The pumping stations are equipped with electric driven, frequency controlled pumps. In order to safeguard the continuity in case of a breakdown of a pump, an additional pump is installed at each pumping station.

A ‘stand-alone’ automation system sees to it that each pumping station can operate completely independently. The operator can log in remotely and, if required, intervene.

Basic data pumping stations


Nr.Pumping stationCapacity m3/uurPumpsRemarks

1Delft8.8003Renovated in 2009
2Groenhovenstraat3.0002New from 2009
3Hogeveld2402Renovated in 2005
4Laakwijk3.4002Renovated in 2011
5Lageveld3452Renovated in 2003
6Leidschendam1.2002Renovated in 2009
7Leidschenveen8402Renovated in 2003
8Leijweg5.3005New from 2006
9Lookwatering3452New from 2009
10Loosduinen3.4503New from 2006
11Monster1.5253New from 2005
12Morsestraat11.3003Being renovated
13Nootdorp5502Renovated in 2004
14Schiestraat4.3505Renovated in 2004
15Vogelwijk1502Renovated in 2004
16Duindorp2302Renovated in 2004
17Westduinweg1.7102Replacement not yet started
18Ypenburg8502Renovated in 2008
19Harnaschpolder39.0005New from 2006
20Houtrust50.0003Renovated in 2006
21Berkel1.6003New from 2006

Separated systems

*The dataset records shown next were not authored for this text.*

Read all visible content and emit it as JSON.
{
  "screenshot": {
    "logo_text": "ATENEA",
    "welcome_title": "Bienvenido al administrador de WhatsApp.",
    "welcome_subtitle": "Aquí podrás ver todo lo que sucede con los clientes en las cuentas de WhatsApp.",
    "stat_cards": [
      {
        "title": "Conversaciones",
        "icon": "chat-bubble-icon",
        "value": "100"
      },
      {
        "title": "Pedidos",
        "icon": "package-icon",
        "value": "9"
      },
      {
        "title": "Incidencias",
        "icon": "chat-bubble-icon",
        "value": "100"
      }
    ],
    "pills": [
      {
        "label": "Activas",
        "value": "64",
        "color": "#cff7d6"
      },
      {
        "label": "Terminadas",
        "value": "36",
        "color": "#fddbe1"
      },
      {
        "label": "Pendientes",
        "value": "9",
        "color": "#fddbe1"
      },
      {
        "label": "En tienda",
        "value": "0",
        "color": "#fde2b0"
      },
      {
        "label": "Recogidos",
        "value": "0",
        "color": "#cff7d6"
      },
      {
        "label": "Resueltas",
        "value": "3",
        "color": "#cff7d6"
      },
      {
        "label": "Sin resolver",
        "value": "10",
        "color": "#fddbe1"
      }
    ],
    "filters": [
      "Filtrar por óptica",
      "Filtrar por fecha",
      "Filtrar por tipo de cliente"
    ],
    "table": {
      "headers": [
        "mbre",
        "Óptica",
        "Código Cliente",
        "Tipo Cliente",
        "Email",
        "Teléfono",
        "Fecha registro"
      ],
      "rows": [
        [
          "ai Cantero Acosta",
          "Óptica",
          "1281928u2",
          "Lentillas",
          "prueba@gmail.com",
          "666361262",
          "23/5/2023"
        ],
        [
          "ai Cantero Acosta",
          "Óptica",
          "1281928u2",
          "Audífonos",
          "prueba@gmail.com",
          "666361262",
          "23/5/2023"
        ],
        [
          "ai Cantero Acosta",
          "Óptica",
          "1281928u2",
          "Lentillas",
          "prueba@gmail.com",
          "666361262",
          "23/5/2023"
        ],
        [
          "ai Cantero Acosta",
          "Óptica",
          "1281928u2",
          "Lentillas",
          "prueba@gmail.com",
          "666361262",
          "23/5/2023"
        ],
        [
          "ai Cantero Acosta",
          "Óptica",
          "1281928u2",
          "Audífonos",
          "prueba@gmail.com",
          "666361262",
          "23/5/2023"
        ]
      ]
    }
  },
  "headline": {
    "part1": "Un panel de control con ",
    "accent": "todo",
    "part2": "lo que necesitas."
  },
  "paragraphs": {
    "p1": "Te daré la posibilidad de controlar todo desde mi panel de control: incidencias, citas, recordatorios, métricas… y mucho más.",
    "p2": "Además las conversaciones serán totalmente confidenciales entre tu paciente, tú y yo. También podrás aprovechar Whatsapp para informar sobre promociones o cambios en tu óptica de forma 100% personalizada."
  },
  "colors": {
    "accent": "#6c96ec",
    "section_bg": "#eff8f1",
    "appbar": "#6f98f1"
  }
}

The influent transport system is stretched out over a vast area and comprises of various types of mains. Based on the various permissible pressures, the influent transport system is divided into several separated mains systems with different pressure heads. In this way the high pressure influent transport sys¬tem Harnaschpolder, the low pressure influent transport system Houtrust and the medium pressure influent transport system Monster were created. Pumping station Groenhovenstraat is the physical separation between the high pressure and the low pressure systems, whereas pumping station Loosduinen separates the medium pressure system from the high pressure system.

Ring structure

The high pressure transport system is provided with a ring. Under “dry weather” conditions and by making use of the storage capacity of the sewage systems, the ring makes it possible for almost all the pumping stations to discharge water through the transport system, in case of parts of the transport system will have to be taken out of operation in case of calamities or maintenance works. For this purpose system valves are installed near all intersections of mains.

Transport mains

The diameters of the mains of the influent transport system vary between 500 mm and 2.000 mm, while the effluent transport system consists of mains with diameters of 1.400 mm and 2.000 mm. The 500 mm mains are made of synthetic materials, the next larger mains, 600 mm – 900 mm, are made of concrete and the largest are made of polyethylene, concrete, glass fibre reinforces plastic and steel, or a combination thereof. Sixty percent of the entire transport system is less than 40 years old. The majority of the older mains were renovated in the past years, resulting in a transport system that is fit for its task in the years to come.